**TASK ITEM:** Check each line of the entries for "this" and report the ones that have it.

**EXTRACTED ENTRIES:**
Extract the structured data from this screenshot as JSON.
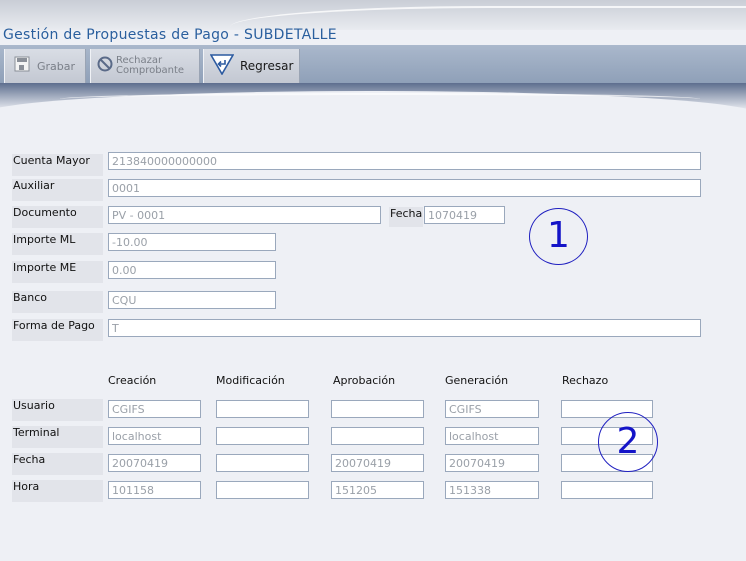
{
  "title": "Gestión de Propuestas de Pago - SUBDETALLE",
  "toolbar": {
    "grabar": "Grabar",
    "rechazar_line1": "Rechazar",
    "rechazar_line2": "Comprobante",
    "regresar": "Regresar"
  },
  "form": {
    "cuenta_mayor": {
      "label": "Cuenta Mayor",
      "value": "213840000000000"
    },
    "auxiliar": {
      "label": "Auxiliar",
      "value": "0001"
    },
    "documento": {
      "label": "Documento",
      "value": "PV - 0001"
    },
    "fecha": {
      "label": "Fecha",
      "value": "1070419"
    },
    "importe_ml": {
      "label": "Importe ML",
      "value": "-10.00"
    },
    "importe_me": {
      "label": "Importe ME",
      "value": "0.00"
    },
    "banco": {
      "label": "Banco",
      "value": "CQU"
    },
    "forma_pago": {
      "label": "Forma de Pago",
      "value": "T"
    }
  },
  "annotations": {
    "one": "1",
    "two": "2"
  },
  "audit": {
    "columns": [
      "Creación",
      "Modificación",
      "Aprobación",
      "Generación",
      "Rechazo"
    ],
    "rows": [
      {
        "label": "Usuario",
        "values": [
          "CGIFS",
          "",
          "",
          "CGIFS",
          ""
        ]
      },
      {
        "label": "Terminal",
        "values": [
          "localhost",
          "",
          "",
          "localhost",
          ""
        ]
      },
      {
        "label": "Fecha",
        "values": [
          "20070419",
          "",
          "20070419",
          "20070419",
          ""
        ]
      },
      {
        "label": "Hora",
        "values": [
          "101158",
          "",
          "151205",
          "151338",
          ""
        ]
      }
    ]
  }
}
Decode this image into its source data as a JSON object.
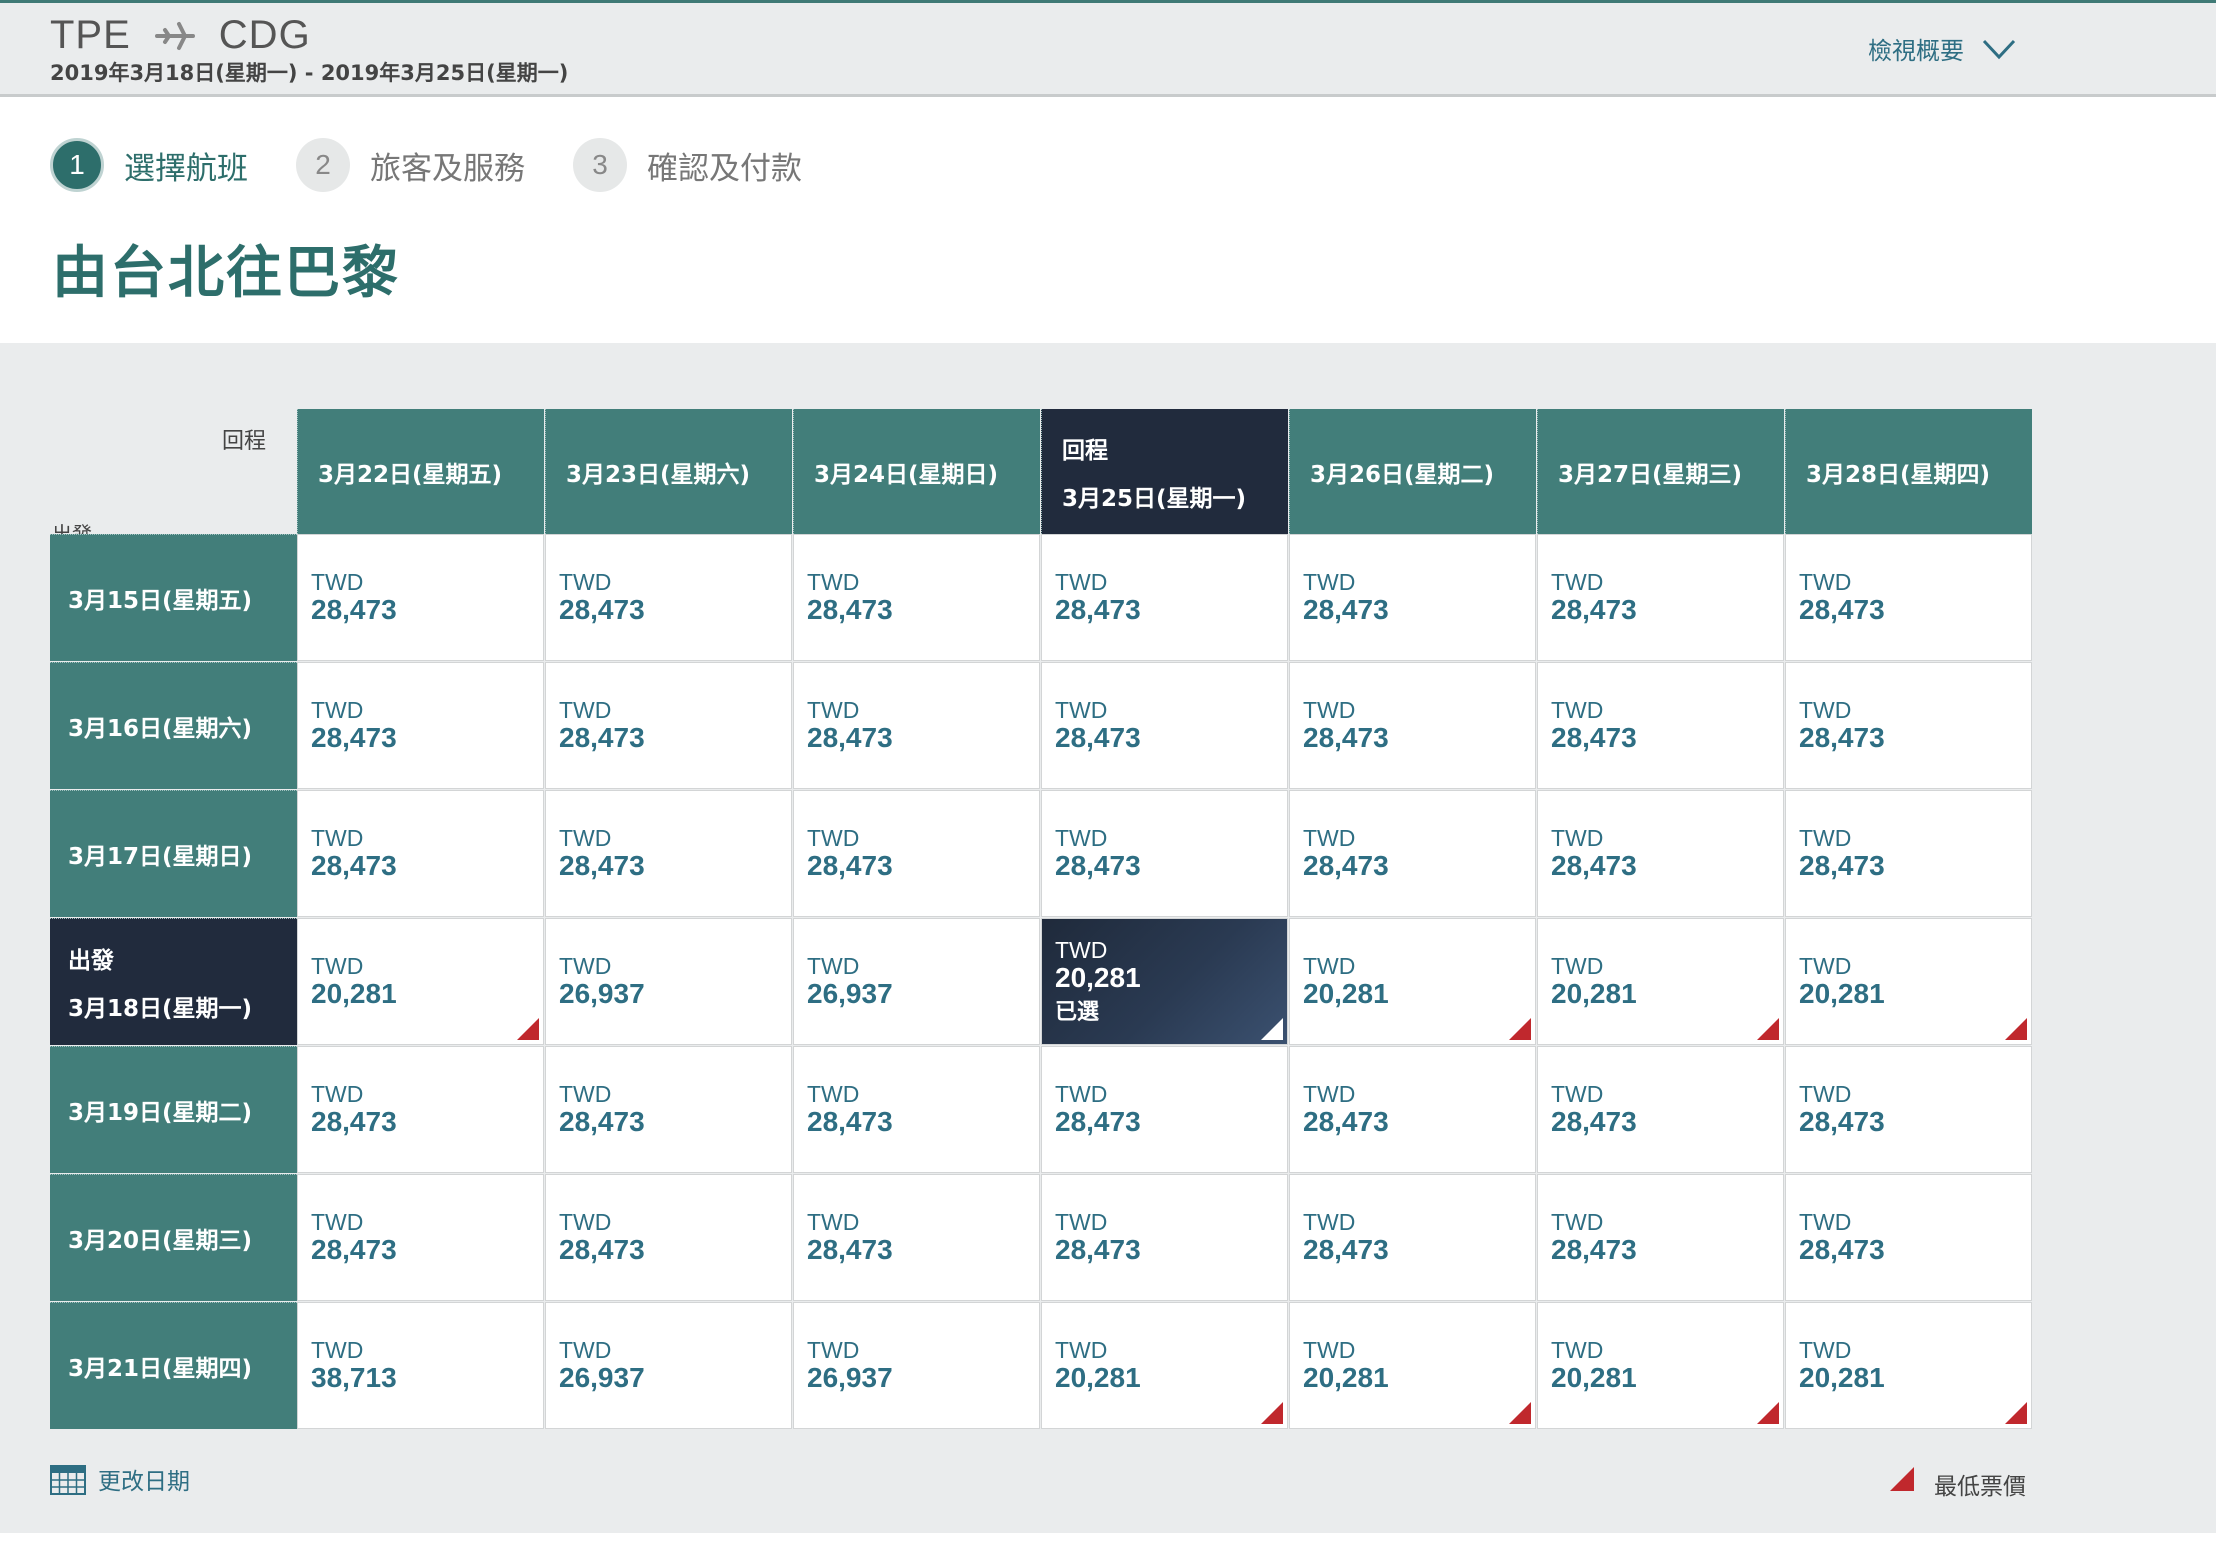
{
  "header": {
    "origin": "TPE",
    "destination": "CDG",
    "date_range": "2019年3月18日(星期一) - 2019年3月25日(星期一)",
    "summary_label": "檢視概要"
  },
  "steps": [
    {
      "num": "1",
      "label": "選擇航班"
    },
    {
      "num": "2",
      "label": "旅客及服務"
    },
    {
      "num": "3",
      "label": "確認及付款"
    }
  ],
  "page_title": "由台北往巴黎",
  "grid": {
    "return_label": "回程",
    "depart_label": "出發",
    "selected_note": "已選",
    "columns": [
      "3月22日(星期五)",
      "3月23日(星期六)",
      "3月24日(星期日)",
      "3月25日(星期一)",
      "3月26日(星期二)",
      "3月27日(星期三)",
      "3月28日(星期四)"
    ],
    "selected_col": 3,
    "selected_row": 3,
    "currency": "TWD",
    "rows": [
      {
        "label": "3月15日(星期五)",
        "prices": [
          "28,473",
          "28,473",
          "28,473",
          "28,473",
          "28,473",
          "28,473",
          "28,473"
        ],
        "lowest": [
          false,
          false,
          false,
          false,
          false,
          false,
          false
        ]
      },
      {
        "label": "3月16日(星期六)",
        "prices": [
          "28,473",
          "28,473",
          "28,473",
          "28,473",
          "28,473",
          "28,473",
          "28,473"
        ],
        "lowest": [
          false,
          false,
          false,
          false,
          false,
          false,
          false
        ]
      },
      {
        "label": "3月17日(星期日)",
        "prices": [
          "28,473",
          "28,473",
          "28,473",
          "28,473",
          "28,473",
          "28,473",
          "28,473"
        ],
        "lowest": [
          false,
          false,
          false,
          false,
          false,
          false,
          false
        ]
      },
      {
        "label": "3月18日(星期一)",
        "prices": [
          "20,281",
          "26,937",
          "26,937",
          "20,281",
          "20,281",
          "20,281",
          "20,281"
        ],
        "lowest": [
          true,
          false,
          false,
          true,
          true,
          true,
          true
        ]
      },
      {
        "label": "3月19日(星期二)",
        "prices": [
          "28,473",
          "28,473",
          "28,473",
          "28,473",
          "28,473",
          "28,473",
          "28,473"
        ],
        "lowest": [
          false,
          false,
          false,
          false,
          false,
          false,
          false
        ]
      },
      {
        "label": "3月20日(星期三)",
        "prices": [
          "28,473",
          "28,473",
          "28,473",
          "28,473",
          "28,473",
          "28,473",
          "28,473"
        ],
        "lowest": [
          false,
          false,
          false,
          false,
          false,
          false,
          false
        ]
      },
      {
        "label": "3月21日(星期四)",
        "prices": [
          "38,713",
          "26,937",
          "26,937",
          "20,281",
          "20,281",
          "20,281",
          "20,281"
        ],
        "lowest": [
          false,
          false,
          false,
          true,
          true,
          true,
          true
        ]
      }
    ]
  },
  "footer": {
    "change_date_label": "更改日期",
    "legend_label": "最低票價"
  },
  "colors": {
    "teal": "#427e7a",
    "navy": "#212b3d",
    "price_text": "#2e6e83",
    "lowest_marker": "#c0282d"
  }
}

**REPLY TO THE EXERCISE:**
Extract the structured data from this screenshot as JSON.
Decode this image into its source data as a JSON object.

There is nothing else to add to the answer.